Some might find it odd for a non-Christian to want her children raised differently than herself. I don’t know how to explain it I guess. I feel like Christianity provides a strong basis of morals, but it’s more than that. I think it provides a sense of hope. A comfort in times of trial. It’s something that I have always envied a bit, but cannot wrap my heart & head around. But why take that away from my kids? They will find out soon enough that the world can be a truly terrifying place where evil and awful things happen to people everyday. And though I might not believe that there is a place of reprieve from all of it when we die why not let them have that? I mean really, what do I know?
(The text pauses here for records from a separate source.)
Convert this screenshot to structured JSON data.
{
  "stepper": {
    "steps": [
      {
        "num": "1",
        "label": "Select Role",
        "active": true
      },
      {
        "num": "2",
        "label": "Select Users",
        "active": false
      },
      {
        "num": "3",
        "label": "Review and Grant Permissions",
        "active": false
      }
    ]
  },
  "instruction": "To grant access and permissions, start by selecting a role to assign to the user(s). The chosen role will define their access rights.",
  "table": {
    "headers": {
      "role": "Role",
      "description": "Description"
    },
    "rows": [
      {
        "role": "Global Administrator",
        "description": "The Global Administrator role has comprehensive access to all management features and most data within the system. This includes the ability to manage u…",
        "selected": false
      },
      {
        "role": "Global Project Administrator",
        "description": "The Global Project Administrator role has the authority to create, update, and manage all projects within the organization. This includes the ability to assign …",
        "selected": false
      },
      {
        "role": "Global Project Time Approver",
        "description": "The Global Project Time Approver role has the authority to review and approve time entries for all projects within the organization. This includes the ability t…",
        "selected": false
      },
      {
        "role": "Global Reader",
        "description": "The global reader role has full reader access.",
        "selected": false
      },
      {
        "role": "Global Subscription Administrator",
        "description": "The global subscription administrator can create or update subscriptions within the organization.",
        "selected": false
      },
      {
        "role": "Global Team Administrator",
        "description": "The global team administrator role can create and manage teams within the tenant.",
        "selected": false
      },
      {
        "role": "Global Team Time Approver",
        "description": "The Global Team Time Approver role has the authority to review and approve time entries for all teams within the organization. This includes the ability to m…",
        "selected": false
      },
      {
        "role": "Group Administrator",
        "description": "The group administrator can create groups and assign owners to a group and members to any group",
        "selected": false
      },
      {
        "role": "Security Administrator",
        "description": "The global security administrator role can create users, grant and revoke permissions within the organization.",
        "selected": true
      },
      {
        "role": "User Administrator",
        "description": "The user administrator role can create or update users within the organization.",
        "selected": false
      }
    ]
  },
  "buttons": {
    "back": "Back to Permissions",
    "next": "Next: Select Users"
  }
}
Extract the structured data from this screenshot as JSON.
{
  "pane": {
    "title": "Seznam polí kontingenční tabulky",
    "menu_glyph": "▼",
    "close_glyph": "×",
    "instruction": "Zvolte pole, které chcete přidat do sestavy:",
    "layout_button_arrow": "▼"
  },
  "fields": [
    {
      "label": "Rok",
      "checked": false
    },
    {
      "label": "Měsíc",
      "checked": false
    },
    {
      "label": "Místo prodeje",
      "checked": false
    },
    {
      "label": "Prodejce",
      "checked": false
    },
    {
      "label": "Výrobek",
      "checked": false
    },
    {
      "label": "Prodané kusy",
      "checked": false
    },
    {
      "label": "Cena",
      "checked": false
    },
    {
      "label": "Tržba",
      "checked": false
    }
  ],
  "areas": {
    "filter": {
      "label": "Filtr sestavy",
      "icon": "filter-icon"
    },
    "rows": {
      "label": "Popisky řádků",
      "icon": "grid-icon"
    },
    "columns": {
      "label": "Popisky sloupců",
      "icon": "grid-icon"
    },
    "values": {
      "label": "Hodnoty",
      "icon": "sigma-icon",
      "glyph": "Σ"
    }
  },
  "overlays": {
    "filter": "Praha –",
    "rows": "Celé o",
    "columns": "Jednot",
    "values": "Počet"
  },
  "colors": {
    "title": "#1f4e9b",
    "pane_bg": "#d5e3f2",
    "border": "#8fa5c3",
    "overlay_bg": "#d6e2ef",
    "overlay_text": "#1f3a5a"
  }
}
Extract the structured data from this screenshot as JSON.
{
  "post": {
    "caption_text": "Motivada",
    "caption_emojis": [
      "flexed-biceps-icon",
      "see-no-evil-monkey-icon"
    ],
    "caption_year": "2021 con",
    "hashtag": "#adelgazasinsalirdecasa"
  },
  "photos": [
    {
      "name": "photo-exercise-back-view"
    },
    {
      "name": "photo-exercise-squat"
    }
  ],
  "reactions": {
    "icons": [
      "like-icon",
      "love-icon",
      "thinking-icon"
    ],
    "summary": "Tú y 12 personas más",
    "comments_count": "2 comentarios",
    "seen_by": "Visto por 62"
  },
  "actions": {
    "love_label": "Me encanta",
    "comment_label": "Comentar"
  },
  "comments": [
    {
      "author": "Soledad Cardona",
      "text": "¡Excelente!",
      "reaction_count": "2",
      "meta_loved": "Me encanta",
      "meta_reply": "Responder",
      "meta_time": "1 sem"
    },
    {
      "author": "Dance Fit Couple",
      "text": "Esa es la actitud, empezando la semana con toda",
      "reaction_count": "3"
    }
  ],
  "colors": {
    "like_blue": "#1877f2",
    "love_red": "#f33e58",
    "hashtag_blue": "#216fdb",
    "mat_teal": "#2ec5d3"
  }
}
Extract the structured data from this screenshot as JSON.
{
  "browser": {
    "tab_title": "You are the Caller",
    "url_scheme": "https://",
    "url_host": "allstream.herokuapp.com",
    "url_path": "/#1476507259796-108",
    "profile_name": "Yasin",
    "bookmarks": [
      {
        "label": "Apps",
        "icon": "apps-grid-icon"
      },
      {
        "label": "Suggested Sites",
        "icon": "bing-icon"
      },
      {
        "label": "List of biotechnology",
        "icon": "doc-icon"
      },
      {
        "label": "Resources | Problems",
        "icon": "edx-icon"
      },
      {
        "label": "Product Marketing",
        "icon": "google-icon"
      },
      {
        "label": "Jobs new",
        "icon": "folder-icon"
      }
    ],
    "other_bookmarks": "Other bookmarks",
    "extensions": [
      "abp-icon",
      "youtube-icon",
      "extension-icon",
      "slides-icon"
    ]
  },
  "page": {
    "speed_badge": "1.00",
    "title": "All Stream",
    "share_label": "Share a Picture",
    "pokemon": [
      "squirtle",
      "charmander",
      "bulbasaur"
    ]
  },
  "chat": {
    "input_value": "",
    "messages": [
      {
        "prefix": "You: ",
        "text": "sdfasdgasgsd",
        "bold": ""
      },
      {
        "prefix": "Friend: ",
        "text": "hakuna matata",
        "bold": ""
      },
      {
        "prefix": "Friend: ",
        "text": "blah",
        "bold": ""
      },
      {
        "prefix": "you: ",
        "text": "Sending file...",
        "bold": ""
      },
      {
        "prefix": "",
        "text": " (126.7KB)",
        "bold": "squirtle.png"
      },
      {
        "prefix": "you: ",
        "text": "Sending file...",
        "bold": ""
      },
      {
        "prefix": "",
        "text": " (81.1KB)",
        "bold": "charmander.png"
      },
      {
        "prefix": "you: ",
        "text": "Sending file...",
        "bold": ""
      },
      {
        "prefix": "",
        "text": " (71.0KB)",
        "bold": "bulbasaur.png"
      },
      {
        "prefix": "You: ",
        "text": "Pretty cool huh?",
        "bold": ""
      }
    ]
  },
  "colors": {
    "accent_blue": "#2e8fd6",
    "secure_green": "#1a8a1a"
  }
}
And if by some chance Christians are wrong and there isn’t a heaven what have I really lost by letting my kids have faith in that? I will always be here in the future if they have questions or choose to explore other options. It’s not something we plan to force on our children. My husband isn’t going to be throwing bibles at them and raining down words of fire and brimstone- that’s not him and frankly, that’s not being a Christian. He will be raining down words of love, however. He will be supporting them no matter what f-ck ups they make in life just as he is loving me through all of my questions and struggle.
That was long winded, but I hope it helped. I still have so many questions and love the feedback I’ve gotten so far and hope to hear more from you.